It Takes a Village to Support Student Success—Not Just Technology
Last December, right as we were winding things down for the break, the Los Angeles Unified School District received a bomb threat that closed down more than 900 schools. San Francisco is a good few hours away from LA, but the shutdown felt particularly close to home — California is one of the states with the most Remind usage, and a significant number of our teachers live and teach in the area.
In other words, it was scary as hell.
The entire team spent the morning keeping an eye on the stories coming out of Los Angeles: buses stuck in their lots, parents scrambling to make childcare arrangements when they were turned away from school, stranded students anxious about what was happening but also kind of delighted that school had been canceled. And there, in the middle of the mess, were educators who were doing their best to inform and reassure their communities.

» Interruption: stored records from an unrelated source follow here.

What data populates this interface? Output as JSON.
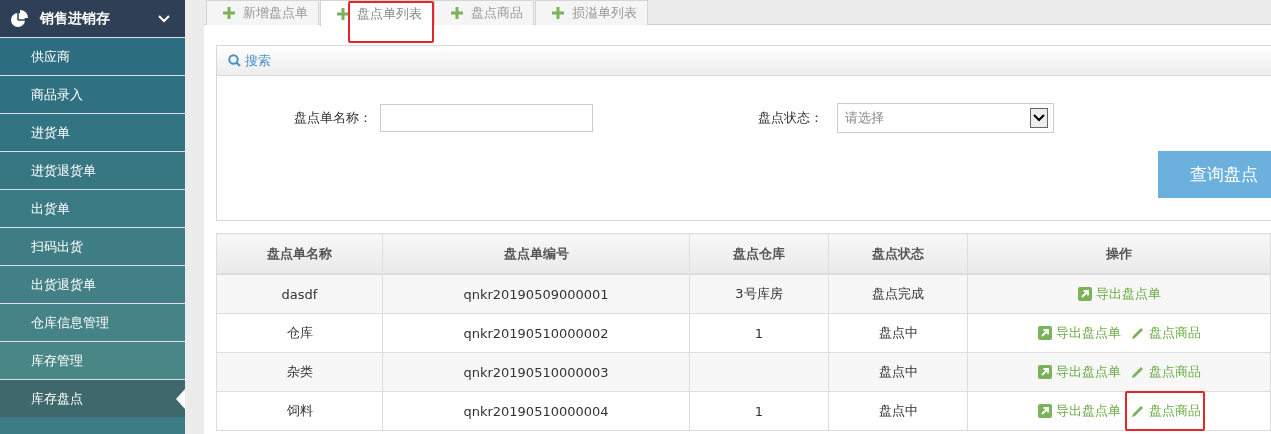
{
  "sidebar": {
    "title": "销售进销存",
    "expanded": true,
    "items": [
      {
        "label": "供应商",
        "selected": false
      },
      {
        "label": "商品录入",
        "selected": false
      },
      {
        "label": "进货单",
        "selected": false
      },
      {
        "label": "进货退货单",
        "selected": false
      },
      {
        "label": "出货单",
        "selected": false
      },
      {
        "label": "扫码出货",
        "selected": false
      },
      {
        "label": "出货退货单",
        "selected": false
      },
      {
        "label": "仓库信息管理",
        "selected": false
      },
      {
        "label": "库存管理",
        "selected": false
      },
      {
        "label": "库存盘点",
        "selected": true
      }
    ]
  },
  "tabs": [
    {
      "label": "新增盘点单",
      "selected": false,
      "highlighted": false
    },
    {
      "label": "盘点单列表",
      "selected": true,
      "highlighted": true
    },
    {
      "label": "盘点商品",
      "selected": false,
      "highlighted": false
    },
    {
      "label": "损溢单列表",
      "selected": false,
      "highlighted": false
    }
  ],
  "search": {
    "title": "搜索",
    "name_label": "盘点单名称：",
    "status_label": "盘点状态：",
    "status_placeholder": "请选择",
    "button": "查询盘点"
  },
  "table": {
    "columns": [
      "盘点单名称",
      "盘点单编号",
      "盘点仓库",
      "盘点状态",
      "操作"
    ],
    "rows": [
      {
        "cells": [
          "dasdf",
          "qnkr20190509000001",
          "3号库房",
          "盘点完成"
        ],
        "actions": [
          {
            "kind": "export",
            "label": "导出盘点单",
            "highlighted": false
          }
        ]
      },
      {
        "cells": [
          "仓库",
          "qnkr20190510000002",
          "1",
          "盘点中"
        ],
        "actions": [
          {
            "kind": "export",
            "label": "导出盘点单",
            "highlighted": false
          },
          {
            "kind": "edit",
            "label": "盘点商品",
            "highlighted": false
          }
        ]
      },
      {
        "cells": [
          "杂类",
          "qnkr20190510000003",
          "",
          "盘点中"
        ],
        "actions": [
          {
            "kind": "export",
            "label": "导出盘点单",
            "highlighted": false
          },
          {
            "kind": "edit",
            "label": "盘点商品",
            "highlighted": false
          }
        ]
      },
      {
        "cells": [
          "饲料",
          "qnkr20190510000004",
          "1",
          "盘点中"
        ],
        "actions": [
          {
            "kind": "export",
            "label": "导出盘点单",
            "highlighted": false
          },
          {
            "kind": "edit",
            "label": "盘点商品",
            "highlighted": true
          }
        ]
      }
    ]
  }
}
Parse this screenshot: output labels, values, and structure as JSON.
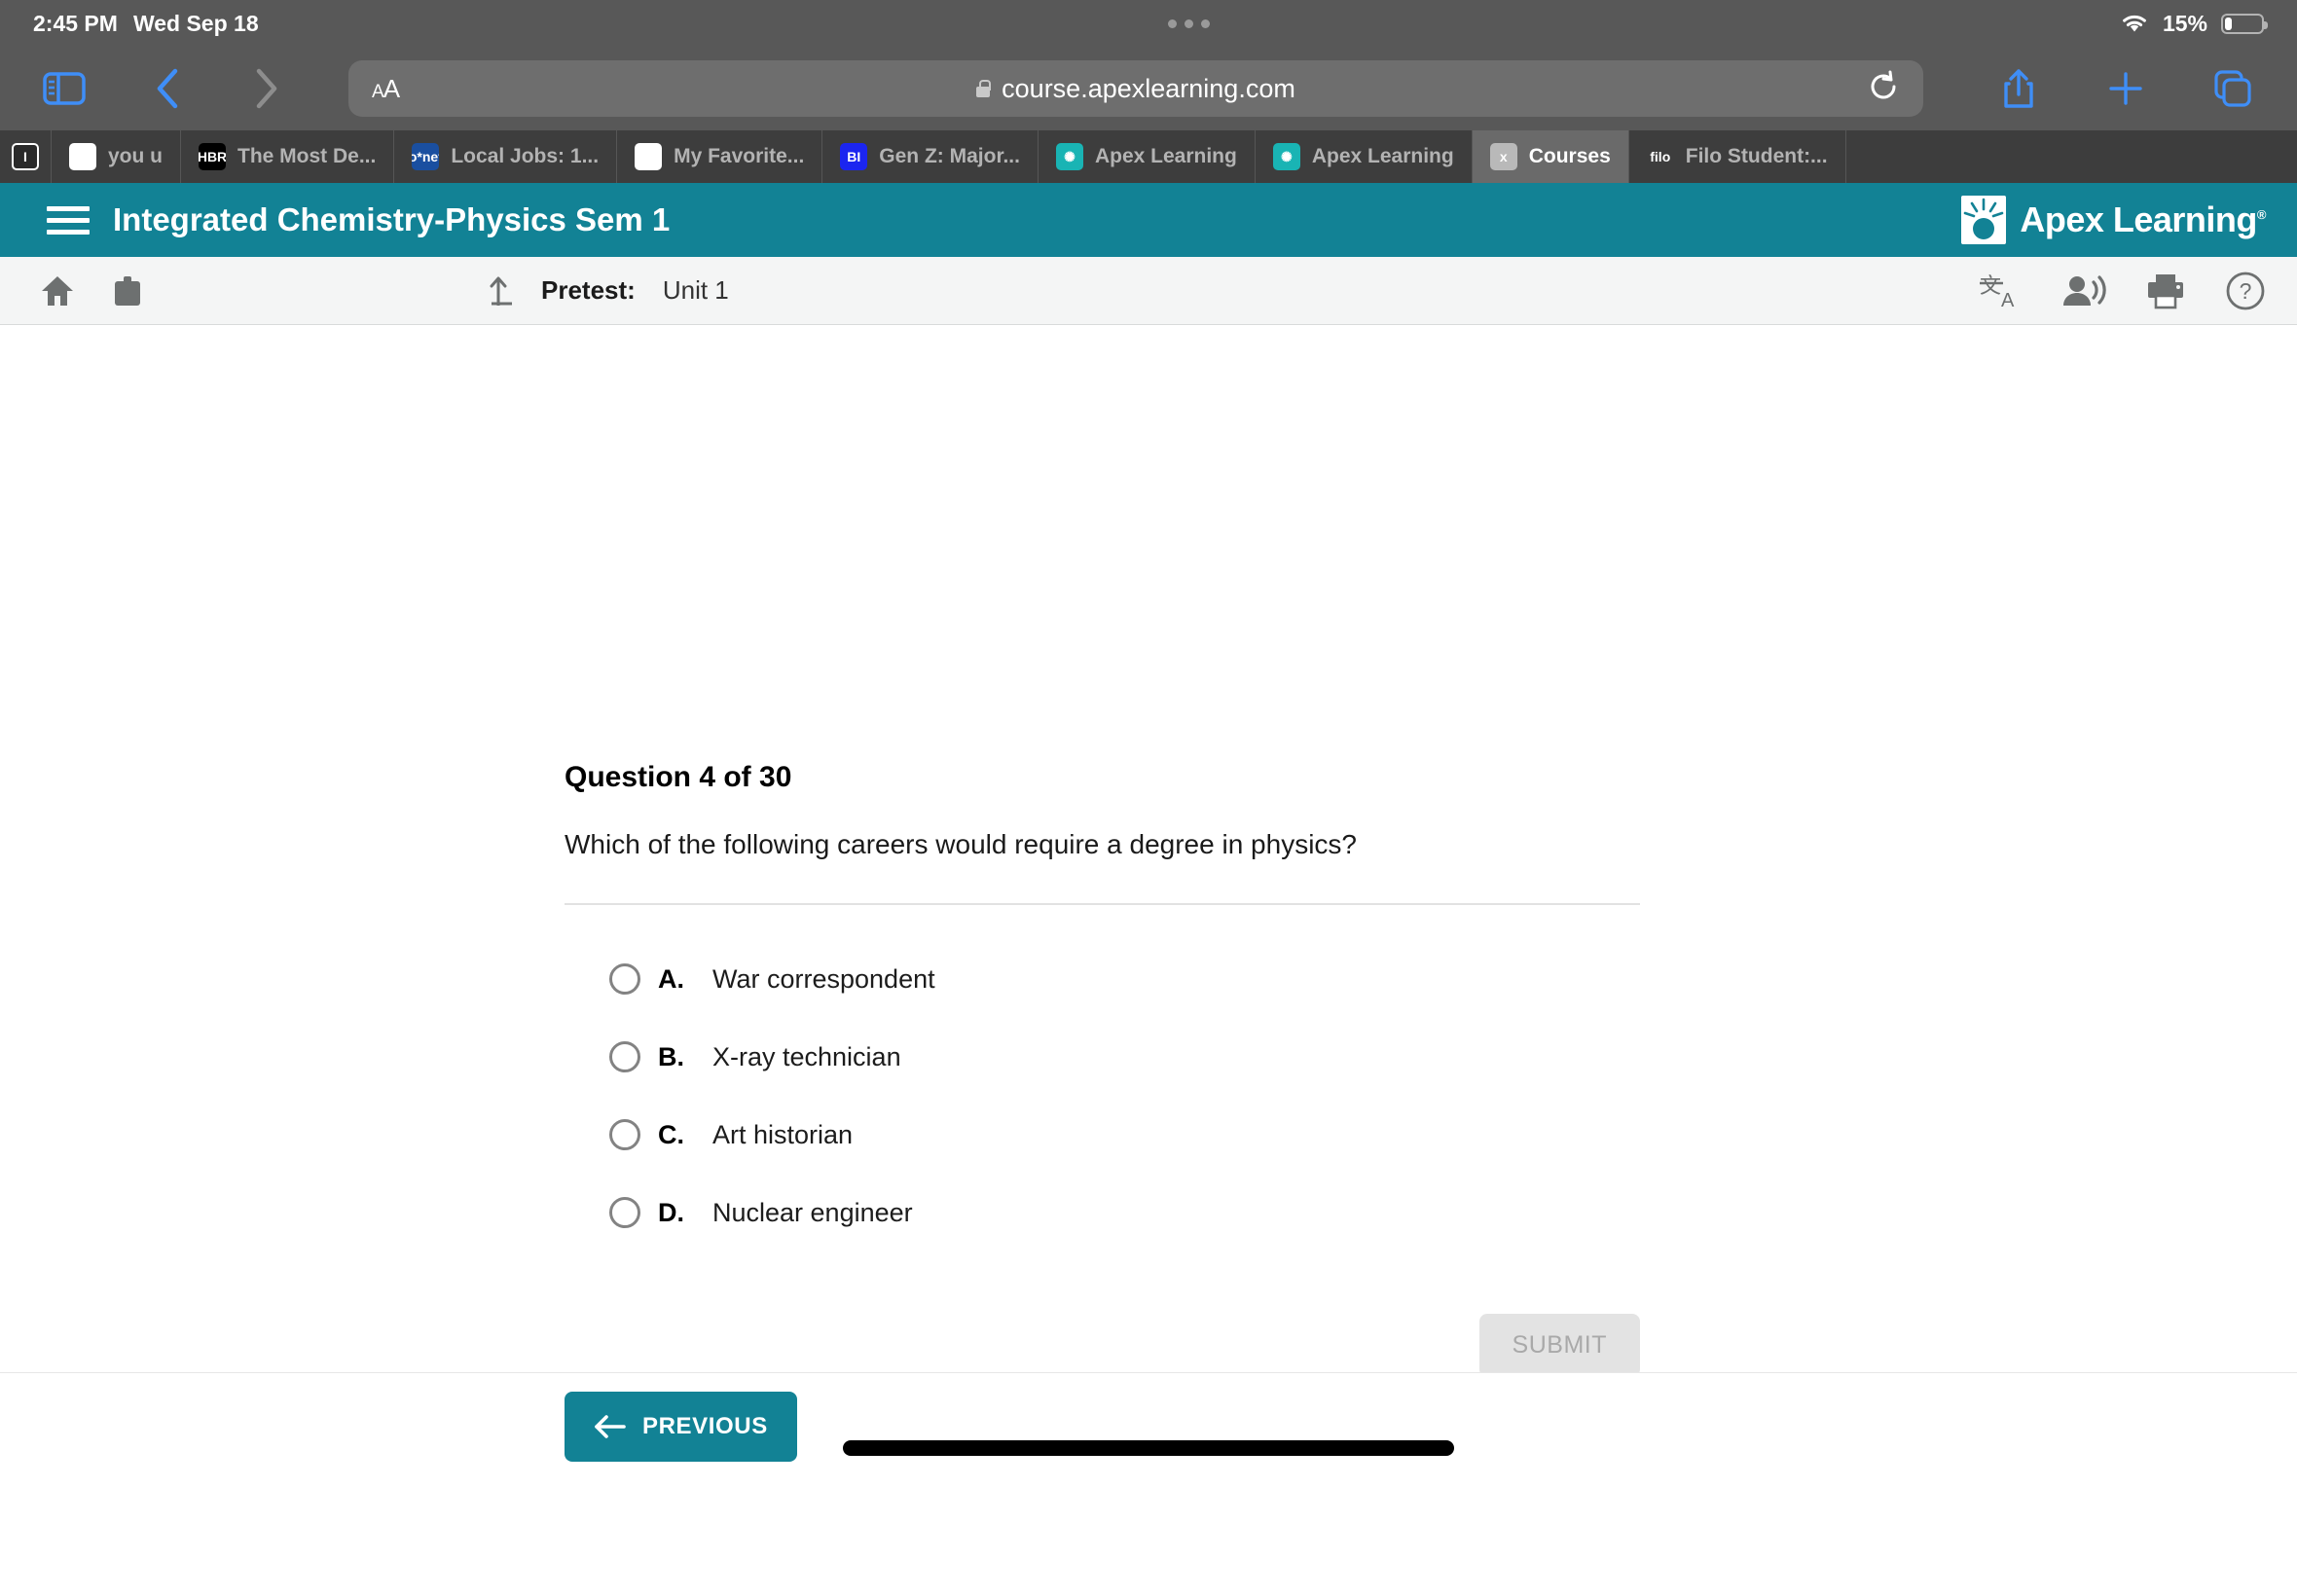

During the shutdown, one of our data scientists checked in with a summary of activity on Remind. “Usage in LAUSD skyrocketed by 700% this morning,” he reported. “Interesting. We’re also seeing a lot of two-way messaging that wasn’t happening before.”
“Interesting” was a good word for it. “Whoa” was another one.
We looked into the stats and summarized what we learned in a post on our blog. Tl;dr:
People find a way to reach out to each other, especially in unexpected situations.
This didn’t just apply to class announcements. Teachers told their classes about the shutdown before their schools did, and educators in neighboring districts sent messages to confirm that school would be open as usual. But the increase in two-way messaging activity made sense, too, with teachers who learned about the shutdown from their students and educators who spent the day answering questions from concerned parents.
The shutdown showed the importance of giving educators an effective way to reach students and parents when they need to. And it’s why I believe Remind is in a unique position to support better school communication between principals, teachers, students, and parents.
Why Effective Communication Really Matters
When my brother David and I started Remind, we spent hours talking to hundreds of teachers and learning from their experiences. That’s a habit we’ve come to value, and it’s one we’ve tried to bake into company culture.
Now that we’ve passed 35 million users, it’s much harder for me to get that one-on-one time with everyone who uses Remind. But we’re still making it a point to listen and learn, and we’ve started hearing more from educators who work at the school and district levels as well as in the classroom.
Here’s a sample of what we’ve heard:
- Principals have created classes for all staff members — including custodians and crossing guards — to help them feel like part of the school community and mission, even if they’re always on the go.
- They’ve created different classes for parents, grade levels, and languages spoken at home.
- And while they’ve used Remind to reach out to their communities about inclement weather and incidents like the LAUSD shutdown, principals also send everyday updates, reminders, and words of encouragement.
I love seeing principals use Remind to strengthen relationships with staff at their schools, especially with decades of research that show the importance of collaboration. It really does take a village to support student success, not just technology. And the stories we’ve heard highlight how improved communication and shared goals help strengthen the support networks around every student.
At the end of the day, everyone wants to see students succeed. Our growth to date has been driven by word-of-mouth, which I think is pretty awesome: If teachers tell other teachers about Remind, it means we’re building a product that makes their lives easier. If teachers tell their principals, assistant principals, or tech leads about Remind, it means we’re building a product that makes a positive impact on an entire community.
There’s real value in the way technology can bring school communities together, and that’s why Remind exists.
What Remind for Schools Means to Us
From the very beginning, our vision has been to connect every teacher, student, and parent in the world to improve education. Actually getting there means building the best possible messaging app for education, and that includes considering new use cases we learn about from the teachers, principals, and other educators on Remind.
In February, we’ll be launching Remind for Schools — a new product to support school communication. Thousands of principals already use Remind to reach teachers, students, and parents, and there’s a huge opportunity to simplify how schools communicate and help scale the impact educators make in the classroom every day.
As we saw in LAUSD last December, one simple message can bring a classroom, school, and district together. Connecting school communities is a natural step toward achieving Remind’s vision, and I’m so excited for what’s next.
This is the first of many stories on Remind-HQ, so follow us to stay in the loop! There’s some really awesome stuff coming up. (: